▶ **ASSIGNMENT**: For every line in the entries that contains "accent", show the whole line.

***** RECORDS PROVIDED *****

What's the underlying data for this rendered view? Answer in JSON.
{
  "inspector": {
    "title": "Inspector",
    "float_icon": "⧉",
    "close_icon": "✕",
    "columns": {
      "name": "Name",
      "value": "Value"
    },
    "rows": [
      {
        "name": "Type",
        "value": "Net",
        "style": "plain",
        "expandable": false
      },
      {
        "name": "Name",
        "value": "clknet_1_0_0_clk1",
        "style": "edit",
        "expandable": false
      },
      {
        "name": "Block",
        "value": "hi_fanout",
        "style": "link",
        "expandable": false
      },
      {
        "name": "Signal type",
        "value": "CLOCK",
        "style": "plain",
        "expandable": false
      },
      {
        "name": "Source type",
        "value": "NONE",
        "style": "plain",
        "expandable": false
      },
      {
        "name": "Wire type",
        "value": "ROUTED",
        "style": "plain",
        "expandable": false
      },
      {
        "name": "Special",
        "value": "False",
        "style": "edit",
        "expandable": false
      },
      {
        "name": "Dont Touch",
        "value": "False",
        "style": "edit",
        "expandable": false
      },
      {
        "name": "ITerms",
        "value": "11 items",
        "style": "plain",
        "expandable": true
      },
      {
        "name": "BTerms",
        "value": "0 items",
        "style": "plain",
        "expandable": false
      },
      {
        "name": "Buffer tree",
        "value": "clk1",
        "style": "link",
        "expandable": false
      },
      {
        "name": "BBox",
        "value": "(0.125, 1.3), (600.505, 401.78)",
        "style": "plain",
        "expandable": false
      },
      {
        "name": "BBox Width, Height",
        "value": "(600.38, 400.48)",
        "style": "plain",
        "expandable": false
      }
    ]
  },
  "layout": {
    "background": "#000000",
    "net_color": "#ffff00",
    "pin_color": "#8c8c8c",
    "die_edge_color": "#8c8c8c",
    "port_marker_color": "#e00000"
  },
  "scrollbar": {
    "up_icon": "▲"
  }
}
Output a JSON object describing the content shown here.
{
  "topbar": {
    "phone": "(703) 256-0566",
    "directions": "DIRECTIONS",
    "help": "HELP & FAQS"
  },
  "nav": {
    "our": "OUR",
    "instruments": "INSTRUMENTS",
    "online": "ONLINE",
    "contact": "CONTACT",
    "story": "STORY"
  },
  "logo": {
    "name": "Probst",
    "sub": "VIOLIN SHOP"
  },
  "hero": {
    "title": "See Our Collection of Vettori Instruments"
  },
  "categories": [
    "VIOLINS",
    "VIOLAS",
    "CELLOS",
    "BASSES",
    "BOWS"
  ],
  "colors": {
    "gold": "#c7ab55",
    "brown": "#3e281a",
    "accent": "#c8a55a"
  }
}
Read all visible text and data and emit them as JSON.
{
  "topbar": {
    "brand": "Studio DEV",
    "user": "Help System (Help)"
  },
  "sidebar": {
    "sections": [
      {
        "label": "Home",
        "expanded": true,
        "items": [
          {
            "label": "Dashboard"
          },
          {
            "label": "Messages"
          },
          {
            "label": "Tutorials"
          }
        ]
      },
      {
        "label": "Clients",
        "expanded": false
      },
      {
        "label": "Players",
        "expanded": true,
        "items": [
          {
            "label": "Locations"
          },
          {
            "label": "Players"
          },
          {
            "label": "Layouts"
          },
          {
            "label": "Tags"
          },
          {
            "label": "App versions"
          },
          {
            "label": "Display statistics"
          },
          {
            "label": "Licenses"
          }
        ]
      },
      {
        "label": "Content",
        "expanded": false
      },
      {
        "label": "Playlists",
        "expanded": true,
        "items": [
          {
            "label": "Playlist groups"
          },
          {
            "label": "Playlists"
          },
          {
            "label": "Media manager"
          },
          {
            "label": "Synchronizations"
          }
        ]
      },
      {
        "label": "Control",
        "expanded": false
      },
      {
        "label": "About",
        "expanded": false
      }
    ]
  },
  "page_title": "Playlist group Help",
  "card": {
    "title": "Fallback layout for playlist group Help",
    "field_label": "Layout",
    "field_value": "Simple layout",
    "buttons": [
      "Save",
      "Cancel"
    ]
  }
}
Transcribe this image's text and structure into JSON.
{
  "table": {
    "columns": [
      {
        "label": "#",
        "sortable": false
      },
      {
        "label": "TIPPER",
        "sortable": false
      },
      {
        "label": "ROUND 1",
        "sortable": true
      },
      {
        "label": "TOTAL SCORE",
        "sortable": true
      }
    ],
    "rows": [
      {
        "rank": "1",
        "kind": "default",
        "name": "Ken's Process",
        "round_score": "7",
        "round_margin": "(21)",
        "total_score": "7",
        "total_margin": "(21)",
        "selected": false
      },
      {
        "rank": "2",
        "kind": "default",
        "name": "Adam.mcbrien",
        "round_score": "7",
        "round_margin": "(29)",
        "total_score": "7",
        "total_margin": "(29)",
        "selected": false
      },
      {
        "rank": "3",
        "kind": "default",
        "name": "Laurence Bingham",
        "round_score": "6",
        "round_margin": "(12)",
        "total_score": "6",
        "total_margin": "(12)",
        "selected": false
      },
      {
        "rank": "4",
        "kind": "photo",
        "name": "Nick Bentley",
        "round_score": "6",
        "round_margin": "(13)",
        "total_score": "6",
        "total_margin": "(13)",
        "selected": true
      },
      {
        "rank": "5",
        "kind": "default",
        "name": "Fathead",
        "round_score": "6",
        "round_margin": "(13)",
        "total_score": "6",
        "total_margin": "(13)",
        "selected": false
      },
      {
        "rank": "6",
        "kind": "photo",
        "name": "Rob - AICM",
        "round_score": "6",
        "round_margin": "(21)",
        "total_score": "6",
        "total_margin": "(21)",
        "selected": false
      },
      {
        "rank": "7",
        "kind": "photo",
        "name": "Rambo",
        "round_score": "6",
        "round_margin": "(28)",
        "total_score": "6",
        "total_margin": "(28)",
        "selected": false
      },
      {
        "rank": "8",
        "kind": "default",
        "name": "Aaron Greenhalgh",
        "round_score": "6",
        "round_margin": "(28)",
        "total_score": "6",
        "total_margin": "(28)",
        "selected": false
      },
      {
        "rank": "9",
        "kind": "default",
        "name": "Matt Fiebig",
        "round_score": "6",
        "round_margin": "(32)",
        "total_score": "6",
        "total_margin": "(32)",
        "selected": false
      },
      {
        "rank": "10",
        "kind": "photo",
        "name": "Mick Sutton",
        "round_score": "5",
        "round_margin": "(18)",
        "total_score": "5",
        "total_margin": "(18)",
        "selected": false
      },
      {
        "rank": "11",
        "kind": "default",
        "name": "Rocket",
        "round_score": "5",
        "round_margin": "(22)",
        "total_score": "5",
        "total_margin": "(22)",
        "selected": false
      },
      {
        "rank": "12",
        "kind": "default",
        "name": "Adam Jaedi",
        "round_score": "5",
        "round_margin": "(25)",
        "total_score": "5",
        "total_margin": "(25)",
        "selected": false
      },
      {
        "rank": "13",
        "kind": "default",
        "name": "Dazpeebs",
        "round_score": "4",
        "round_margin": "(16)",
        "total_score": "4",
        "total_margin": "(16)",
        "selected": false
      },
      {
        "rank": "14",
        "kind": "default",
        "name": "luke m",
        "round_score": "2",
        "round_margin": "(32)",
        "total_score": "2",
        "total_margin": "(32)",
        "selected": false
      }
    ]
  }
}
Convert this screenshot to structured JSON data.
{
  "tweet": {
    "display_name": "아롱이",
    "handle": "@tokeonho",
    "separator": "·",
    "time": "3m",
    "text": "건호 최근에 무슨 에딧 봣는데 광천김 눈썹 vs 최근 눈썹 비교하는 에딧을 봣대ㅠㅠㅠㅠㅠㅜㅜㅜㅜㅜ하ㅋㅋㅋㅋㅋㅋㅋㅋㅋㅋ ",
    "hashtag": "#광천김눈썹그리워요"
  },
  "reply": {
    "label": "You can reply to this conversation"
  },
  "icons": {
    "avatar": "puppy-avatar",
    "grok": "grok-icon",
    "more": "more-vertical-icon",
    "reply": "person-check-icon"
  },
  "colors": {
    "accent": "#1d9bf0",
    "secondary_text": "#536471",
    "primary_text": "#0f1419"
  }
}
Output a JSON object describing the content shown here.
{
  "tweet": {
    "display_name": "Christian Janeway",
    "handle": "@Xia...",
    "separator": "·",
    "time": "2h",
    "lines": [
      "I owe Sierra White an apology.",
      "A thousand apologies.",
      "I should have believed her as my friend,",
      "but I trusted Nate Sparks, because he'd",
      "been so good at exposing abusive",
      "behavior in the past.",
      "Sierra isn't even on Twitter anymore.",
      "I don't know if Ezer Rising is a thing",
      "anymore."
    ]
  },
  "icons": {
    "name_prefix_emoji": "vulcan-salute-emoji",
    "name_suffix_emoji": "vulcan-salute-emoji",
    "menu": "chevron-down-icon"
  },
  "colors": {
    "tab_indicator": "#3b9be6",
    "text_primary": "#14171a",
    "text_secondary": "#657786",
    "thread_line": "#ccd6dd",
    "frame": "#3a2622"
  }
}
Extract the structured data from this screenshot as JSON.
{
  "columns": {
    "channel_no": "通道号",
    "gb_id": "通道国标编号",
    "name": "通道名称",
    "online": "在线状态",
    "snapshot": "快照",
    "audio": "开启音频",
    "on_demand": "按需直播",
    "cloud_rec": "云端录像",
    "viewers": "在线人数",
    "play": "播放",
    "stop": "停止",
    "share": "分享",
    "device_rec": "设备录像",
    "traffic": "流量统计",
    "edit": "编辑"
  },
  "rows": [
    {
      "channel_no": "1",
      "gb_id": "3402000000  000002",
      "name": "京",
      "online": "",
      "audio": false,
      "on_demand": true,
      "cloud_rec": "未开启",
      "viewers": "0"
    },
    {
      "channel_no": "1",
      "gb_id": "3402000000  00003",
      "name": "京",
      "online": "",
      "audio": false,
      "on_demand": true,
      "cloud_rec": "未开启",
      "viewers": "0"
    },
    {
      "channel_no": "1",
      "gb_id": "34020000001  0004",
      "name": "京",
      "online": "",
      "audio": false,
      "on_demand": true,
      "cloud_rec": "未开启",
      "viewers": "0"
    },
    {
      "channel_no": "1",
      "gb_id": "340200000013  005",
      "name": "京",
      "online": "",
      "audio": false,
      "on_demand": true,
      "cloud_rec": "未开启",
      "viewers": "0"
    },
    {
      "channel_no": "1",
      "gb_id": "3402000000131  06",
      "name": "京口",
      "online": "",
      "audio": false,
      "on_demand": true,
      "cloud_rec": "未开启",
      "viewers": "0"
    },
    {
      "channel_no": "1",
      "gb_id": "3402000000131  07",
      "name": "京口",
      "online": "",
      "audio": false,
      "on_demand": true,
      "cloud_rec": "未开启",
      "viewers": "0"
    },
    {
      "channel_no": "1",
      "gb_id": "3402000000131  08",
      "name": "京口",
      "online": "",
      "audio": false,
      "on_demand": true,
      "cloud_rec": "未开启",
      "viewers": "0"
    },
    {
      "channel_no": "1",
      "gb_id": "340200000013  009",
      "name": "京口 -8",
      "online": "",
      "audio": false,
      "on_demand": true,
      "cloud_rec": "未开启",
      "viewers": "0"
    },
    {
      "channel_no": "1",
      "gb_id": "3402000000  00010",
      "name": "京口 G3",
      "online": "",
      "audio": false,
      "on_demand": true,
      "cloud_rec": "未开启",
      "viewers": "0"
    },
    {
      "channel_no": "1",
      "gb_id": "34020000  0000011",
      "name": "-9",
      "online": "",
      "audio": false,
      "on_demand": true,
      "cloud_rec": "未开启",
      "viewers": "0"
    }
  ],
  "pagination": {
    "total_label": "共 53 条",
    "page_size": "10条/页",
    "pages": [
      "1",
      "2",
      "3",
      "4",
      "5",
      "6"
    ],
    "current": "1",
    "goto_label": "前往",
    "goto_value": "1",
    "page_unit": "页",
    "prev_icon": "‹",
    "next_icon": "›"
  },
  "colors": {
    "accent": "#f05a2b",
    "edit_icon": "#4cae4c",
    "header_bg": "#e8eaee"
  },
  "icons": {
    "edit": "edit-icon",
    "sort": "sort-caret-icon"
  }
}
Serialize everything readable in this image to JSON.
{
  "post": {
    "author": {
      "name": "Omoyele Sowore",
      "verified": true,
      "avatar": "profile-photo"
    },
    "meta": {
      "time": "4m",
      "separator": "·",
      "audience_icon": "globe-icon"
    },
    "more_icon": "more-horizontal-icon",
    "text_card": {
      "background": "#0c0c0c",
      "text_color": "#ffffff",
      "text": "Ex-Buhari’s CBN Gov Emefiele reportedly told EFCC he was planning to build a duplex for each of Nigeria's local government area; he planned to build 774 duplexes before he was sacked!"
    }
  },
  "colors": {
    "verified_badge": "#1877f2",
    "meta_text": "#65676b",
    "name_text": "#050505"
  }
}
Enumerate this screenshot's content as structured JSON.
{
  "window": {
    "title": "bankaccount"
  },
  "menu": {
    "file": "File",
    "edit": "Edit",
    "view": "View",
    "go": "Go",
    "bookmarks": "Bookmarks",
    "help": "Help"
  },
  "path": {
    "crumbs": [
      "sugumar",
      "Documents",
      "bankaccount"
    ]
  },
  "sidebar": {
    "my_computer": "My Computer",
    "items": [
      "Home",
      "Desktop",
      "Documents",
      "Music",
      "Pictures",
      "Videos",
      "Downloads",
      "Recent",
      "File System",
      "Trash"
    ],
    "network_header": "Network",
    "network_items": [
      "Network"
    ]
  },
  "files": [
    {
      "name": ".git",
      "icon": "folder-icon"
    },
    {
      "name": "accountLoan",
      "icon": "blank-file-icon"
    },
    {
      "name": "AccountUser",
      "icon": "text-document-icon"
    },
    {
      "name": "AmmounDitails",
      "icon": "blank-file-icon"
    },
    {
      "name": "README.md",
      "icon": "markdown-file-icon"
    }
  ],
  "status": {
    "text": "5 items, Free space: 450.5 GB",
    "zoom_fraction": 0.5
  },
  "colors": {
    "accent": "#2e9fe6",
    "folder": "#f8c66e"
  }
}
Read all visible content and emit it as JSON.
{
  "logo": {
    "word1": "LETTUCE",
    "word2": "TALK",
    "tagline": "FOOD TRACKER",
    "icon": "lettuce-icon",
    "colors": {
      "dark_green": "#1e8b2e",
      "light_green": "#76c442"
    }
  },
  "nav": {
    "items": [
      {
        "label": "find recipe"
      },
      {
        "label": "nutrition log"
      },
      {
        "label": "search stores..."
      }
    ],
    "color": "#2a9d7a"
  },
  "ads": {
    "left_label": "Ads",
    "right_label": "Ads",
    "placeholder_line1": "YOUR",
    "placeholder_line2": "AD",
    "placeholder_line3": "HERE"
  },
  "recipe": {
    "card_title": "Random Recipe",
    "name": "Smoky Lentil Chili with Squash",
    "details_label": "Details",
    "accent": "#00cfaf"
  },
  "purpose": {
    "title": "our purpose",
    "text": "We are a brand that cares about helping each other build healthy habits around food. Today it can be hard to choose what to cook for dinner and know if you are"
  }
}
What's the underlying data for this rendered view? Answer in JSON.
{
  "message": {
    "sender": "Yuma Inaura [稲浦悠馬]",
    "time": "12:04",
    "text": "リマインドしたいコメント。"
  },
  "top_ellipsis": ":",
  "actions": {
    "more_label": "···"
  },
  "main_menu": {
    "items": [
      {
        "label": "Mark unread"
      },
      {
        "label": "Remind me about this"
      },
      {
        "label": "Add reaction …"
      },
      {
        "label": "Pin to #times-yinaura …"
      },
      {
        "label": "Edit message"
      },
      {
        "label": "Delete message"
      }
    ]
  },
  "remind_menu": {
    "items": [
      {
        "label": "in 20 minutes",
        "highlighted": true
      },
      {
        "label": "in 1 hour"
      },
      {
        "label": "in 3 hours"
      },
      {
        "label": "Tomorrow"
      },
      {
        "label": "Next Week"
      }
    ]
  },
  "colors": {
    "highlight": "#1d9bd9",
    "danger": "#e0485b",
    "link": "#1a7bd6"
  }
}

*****

▶ **REPLY TO THE TASK**:
    "accent": "#c8a55a"
    "accent": "#1d9bf0",
    "accent": "#f05a2b",
    "accent": "#2e9fe6",
    "accent": "#00cfaf"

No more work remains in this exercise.